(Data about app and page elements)

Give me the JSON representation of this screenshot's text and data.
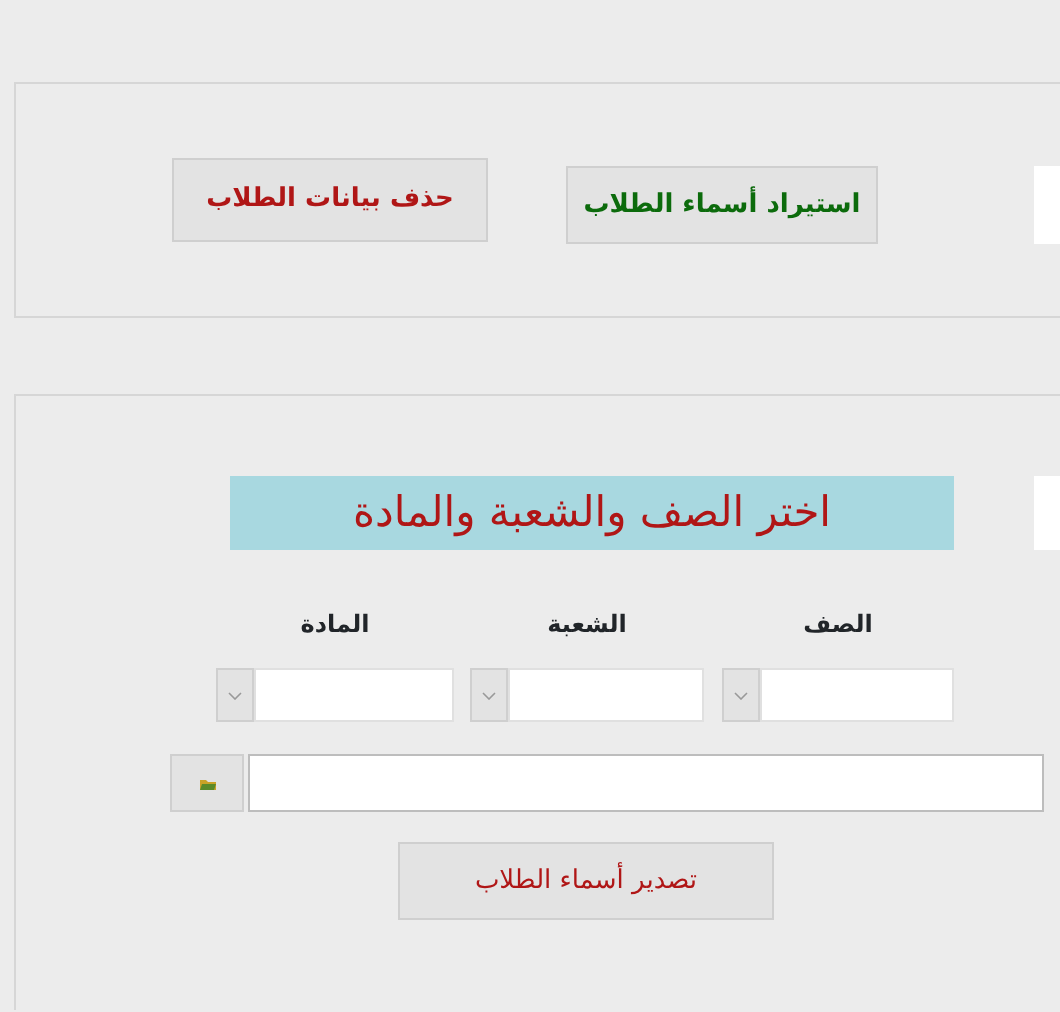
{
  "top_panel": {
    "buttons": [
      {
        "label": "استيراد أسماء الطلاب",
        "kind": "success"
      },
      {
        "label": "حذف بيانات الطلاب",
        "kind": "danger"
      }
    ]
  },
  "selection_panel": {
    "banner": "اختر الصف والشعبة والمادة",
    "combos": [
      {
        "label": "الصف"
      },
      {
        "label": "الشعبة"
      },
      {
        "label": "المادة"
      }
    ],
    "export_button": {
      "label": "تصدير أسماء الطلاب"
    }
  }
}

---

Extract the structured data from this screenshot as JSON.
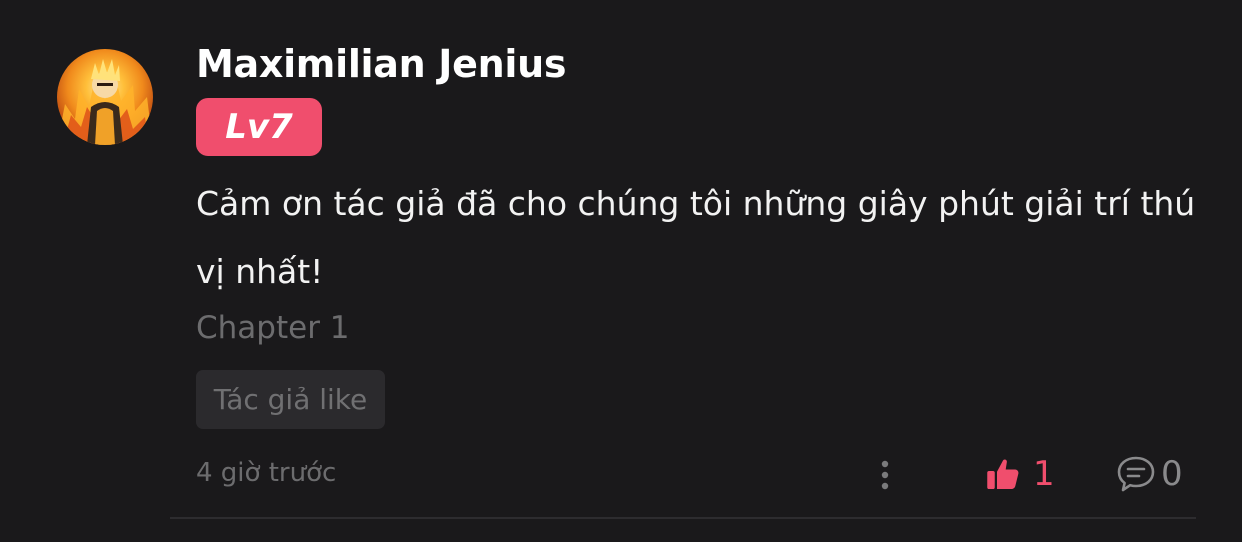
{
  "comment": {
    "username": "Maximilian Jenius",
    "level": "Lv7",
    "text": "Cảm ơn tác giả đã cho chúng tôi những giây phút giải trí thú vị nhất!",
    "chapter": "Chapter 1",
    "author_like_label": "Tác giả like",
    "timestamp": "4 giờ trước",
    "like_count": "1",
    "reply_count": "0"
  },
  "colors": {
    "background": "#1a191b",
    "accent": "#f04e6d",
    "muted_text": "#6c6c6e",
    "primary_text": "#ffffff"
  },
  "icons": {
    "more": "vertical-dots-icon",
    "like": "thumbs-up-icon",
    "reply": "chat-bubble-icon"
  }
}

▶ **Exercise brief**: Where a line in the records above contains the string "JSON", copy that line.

▶ **Completed exercise**:
Give me the JSON representation of this screenshot's text and data.
Extract the structured data from this screenshot as JSON.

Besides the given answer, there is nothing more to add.